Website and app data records
____
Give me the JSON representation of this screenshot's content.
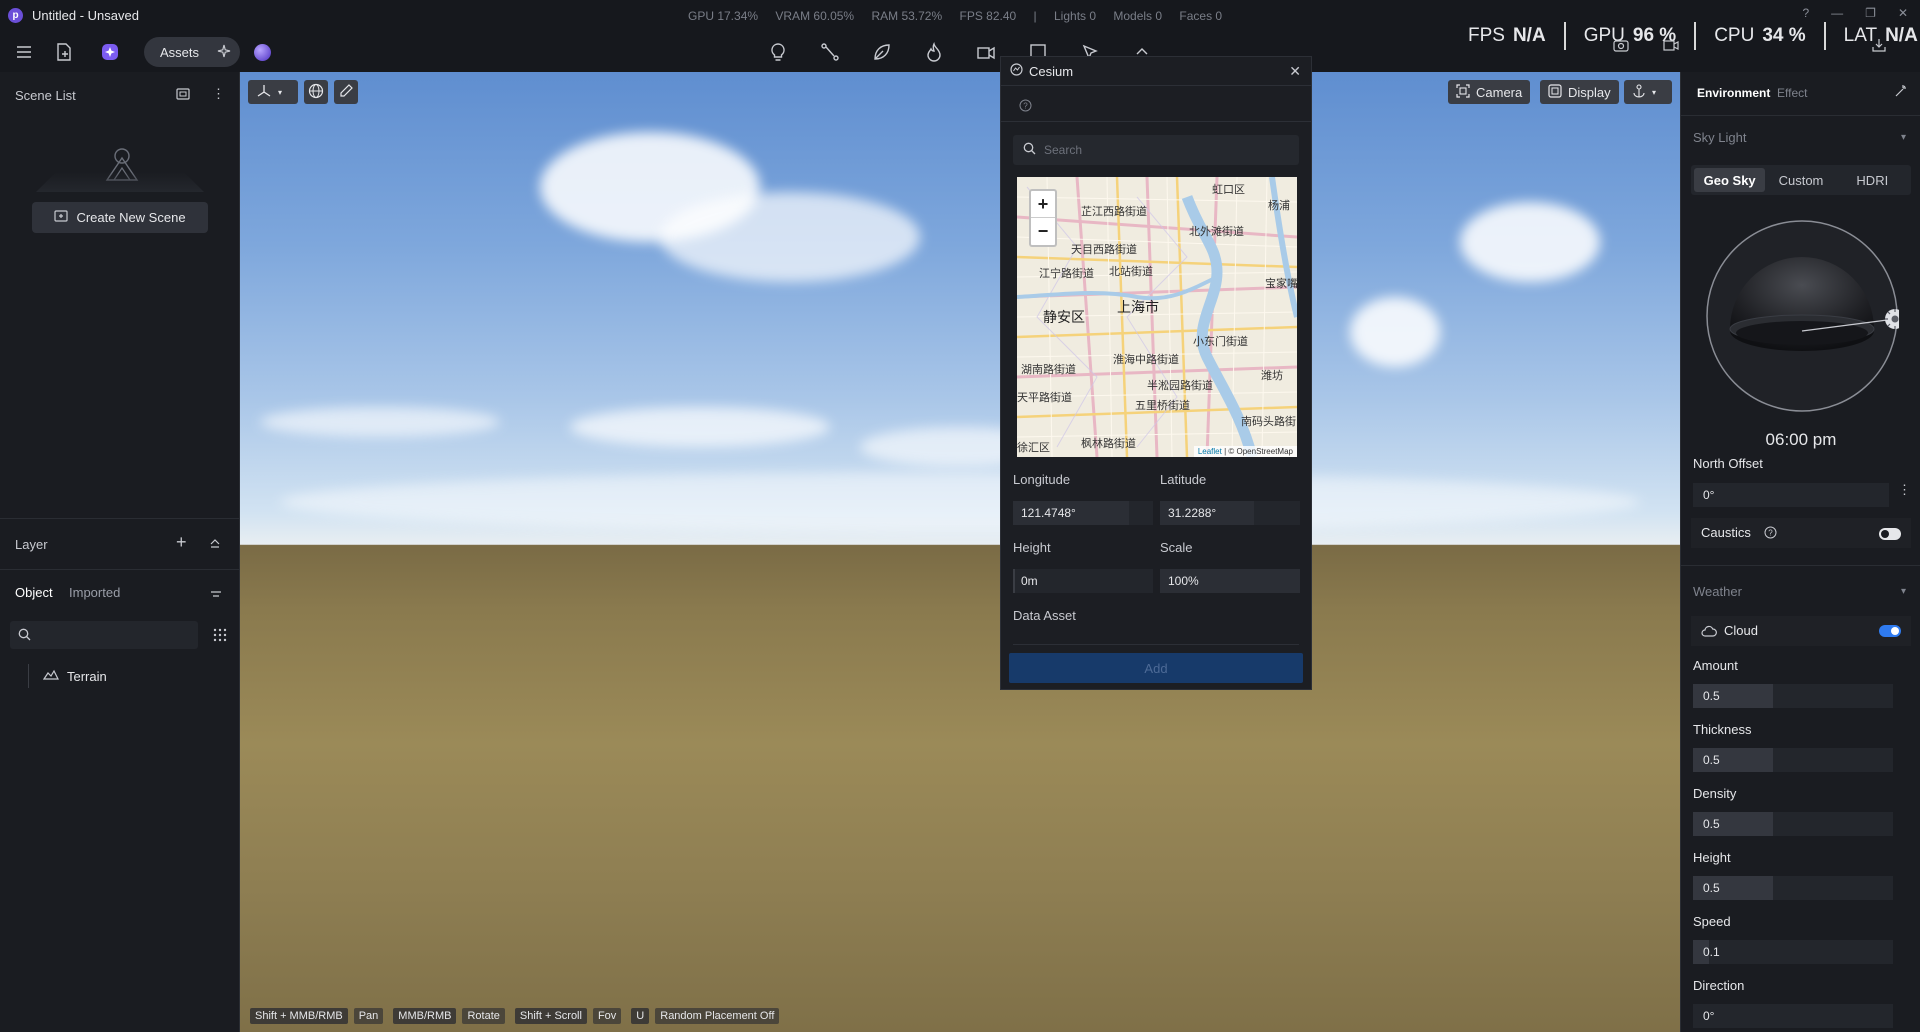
{
  "window": {
    "title": "Untitled - Unsaved",
    "logo_letter": "p"
  },
  "stats": {
    "gpu": "GPU 17.34%",
    "vram": "VRAM 60.05%",
    "ram": "RAM 53.72%",
    "fps": "FPS 82.40",
    "separator": "|",
    "lights": "Lights 0",
    "models": "Models 0",
    "faces": "Faces 0"
  },
  "hud": {
    "fps_label": "FPS",
    "fps_value": "N/A",
    "gpu_label": "GPU",
    "gpu_value": "96 %",
    "cpu_label": "CPU",
    "cpu_value": "34 %",
    "lat_label": "LAT",
    "lat_value": "N/A"
  },
  "toolbar": {
    "assets_label": "Assets",
    "icons": [
      "lightbulb-icon",
      "path-icon",
      "leaf-icon",
      "flame-icon",
      "camera-rig-icon",
      "media-icon",
      "cursor-icon",
      "chevron-up-icon"
    ]
  },
  "left_panel": {
    "scene_list_title": "Scene List",
    "create_scene_label": "Create New Scene",
    "layer_title": "Layer",
    "tabs": [
      "Object",
      "Imported"
    ],
    "tree": [
      {
        "label": "Terrain",
        "icon": "terrain-icon"
      }
    ]
  },
  "viewport": {
    "camera_label": "Camera",
    "display_label": "Display",
    "hints": [
      {
        "key": "Shift + MMB/RMB",
        "action": "Pan"
      },
      {
        "key": "MMB/RMB",
        "action": "Rotate"
      },
      {
        "key": "Shift + Scroll",
        "action": "Fov"
      },
      {
        "key": "U",
        "action": "Random Placement Off"
      }
    ]
  },
  "cesium": {
    "title": "Cesium",
    "search_placeholder": "Search",
    "map": {
      "zoom_in": "+",
      "zoom_out": "−",
      "places": [
        "虹口区",
        "杨浦",
        "芷江西路街道",
        "北外滩街道",
        "天目西路街道",
        "江宁路街道",
        "北站街道",
        "宝家嘴",
        "静安区",
        "上海市",
        "小东门街道",
        "淮海中路街道",
        "湖南路街道",
        "半淞园路街道",
        "天平路街道",
        "五里桥街道",
        "南码头路街",
        "潍坊",
        "枫林路街道",
        "徐汇区"
      ],
      "attribution_leaflet": "Leaflet",
      "attribution_osm": "| © OpenStreetMap"
    },
    "longitude_label": "Longitude",
    "longitude_value": "121.4748°",
    "latitude_label": "Latitude",
    "latitude_value": "31.2288°",
    "height_label": "Height",
    "height_value": "0m",
    "scale_label": "Scale",
    "scale_value": "100%",
    "data_asset_label": "Data Asset",
    "add_label": "Add"
  },
  "right_panel": {
    "tabs": [
      "Environment",
      "Effect"
    ],
    "sky_light_title": "Sky Light",
    "sky_modes": [
      "Geo Sky",
      "Custom",
      "HDRI"
    ],
    "active_sky_mode": "Geo Sky",
    "time": "06:00 pm",
    "north_offset_label": "North Offset",
    "north_offset_value": "0°",
    "caustics_label": "Caustics",
    "caustics_on": false,
    "weather_title": "Weather",
    "cloud_label": "Cloud",
    "cloud_on": true,
    "sliders": [
      {
        "label": "Amount",
        "value": "0.5",
        "fraction": 0.4
      },
      {
        "label": "Thickness",
        "value": "0.5",
        "fraction": 0.4
      },
      {
        "label": "Density",
        "value": "0.5",
        "fraction": 0.4
      },
      {
        "label": "Height",
        "value": "0.5",
        "fraction": 0.4
      },
      {
        "label": "Speed",
        "value": "0.1",
        "fraction": 0.08
      },
      {
        "label": "Direction",
        "value": "0°",
        "fraction": 0.0
      }
    ]
  },
  "colors": {
    "accent": "#2f7bf0",
    "panel_bg": "#1a1c21",
    "add_button_bg": "#173a6a"
  }
}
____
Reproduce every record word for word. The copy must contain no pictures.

▶ _Output for this task_
Give me the JSON representation of this screenshot's content.
{
  "window": {
    "title": "Untitled - Unsaved",
    "logo_letter": "p"
  },
  "stats": {
    "gpu": "GPU 17.34%",
    "vram": "VRAM 60.05%",
    "ram": "RAM 53.72%",
    "fps": "FPS 82.40",
    "separator": "|",
    "lights": "Lights 0",
    "models": "Models 0",
    "faces": "Faces 0"
  },
  "hud": {
    "fps_label": "FPS",
    "fps_value": "N/A",
    "gpu_label": "GPU",
    "gpu_value": "96 %",
    "cpu_label": "CPU",
    "cpu_value": "34 %",
    "lat_label": "LAT",
    "lat_value": "N/A"
  },
  "toolbar": {
    "assets_label": "Assets",
    "icons": [
      "lightbulb-icon",
      "path-icon",
      "leaf-icon",
      "flame-icon",
      "camera-rig-icon",
      "media-icon",
      "cursor-icon",
      "chevron-up-icon"
    ]
  },
  "left_panel": {
    "scene_list_title": "Scene List",
    "create_scene_label": "Create New Scene",
    "layer_title": "Layer",
    "tabs": [
      "Object",
      "Imported"
    ],
    "tree": [
      {
        "label": "Terrain",
        "icon": "terrain-icon"
      }
    ]
  },
  "viewport": {
    "camera_label": "Camera",
    "display_label": "Display",
    "hints": [
      {
        "key": "Shift + MMB/RMB",
        "action": "Pan"
      },
      {
        "key": "MMB/RMB",
        "action": "Rotate"
      },
      {
        "key": "Shift + Scroll",
        "action": "Fov"
      },
      {
        "key": "U",
        "action": "Random Placement Off"
      }
    ]
  },
  "cesium": {
    "title": "Cesium",
    "search_placeholder": "Search",
    "map": {
      "zoom_in": "+",
      "zoom_out": "−",
      "places": [
        "虹口区",
        "杨浦",
        "芷江西路街道",
        "北外滩街道",
        "天目西路街道",
        "江宁路街道",
        "北站街道",
        "宝家嘴",
        "静安区",
        "上海市",
        "小东门街道",
        "淮海中路街道",
        "湖南路街道",
        "半淞园路街道",
        "天平路街道",
        "五里桥街道",
        "南码头路街",
        "潍坊",
        "枫林路街道",
        "徐汇区"
      ],
      "attribution_leaflet": "Leaflet",
      "attribution_osm": "| © OpenStreetMap"
    },
    "longitude_label": "Longitude",
    "longitude_value": "121.4748°",
    "latitude_label": "Latitude",
    "latitude_value": "31.2288°",
    "height_label": "Height",
    "height_value": "0m",
    "scale_label": "Scale",
    "scale_value": "100%",
    "data_asset_label": "Data Asset",
    "add_label": "Add"
  },
  "right_panel": {
    "tabs": [
      "Environment",
      "Effect"
    ],
    "sky_light_title": "Sky Light",
    "sky_modes": [
      "Geo Sky",
      "Custom",
      "HDRI"
    ],
    "active_sky_mode": "Geo Sky",
    "time": "06:00 pm",
    "north_offset_label": "North Offset",
    "north_offset_value": "0°",
    "caustics_label": "Caustics",
    "caustics_on": false,
    "weather_title": "Weather",
    "cloud_label": "Cloud",
    "cloud_on": true,
    "sliders": [
      {
        "label": "Amount",
        "value": "0.5",
        "fraction": 0.4
      },
      {
        "label": "Thickness",
        "value": "0.5",
        "fraction": 0.4
      },
      {
        "label": "Density",
        "value": "0.5",
        "fraction": 0.4
      },
      {
        "label": "Height",
        "value": "0.5",
        "fraction": 0.4
      },
      {
        "label": "Speed",
        "value": "0.1",
        "fraction": 0.08
      },
      {
        "label": "Direction",
        "value": "0°",
        "fraction": 0.0
      }
    ]
  },
  "colors": {
    "accent": "#2f7bf0",
    "panel_bg": "#1a1c21",
    "add_button_bg": "#173a6a"
  }
}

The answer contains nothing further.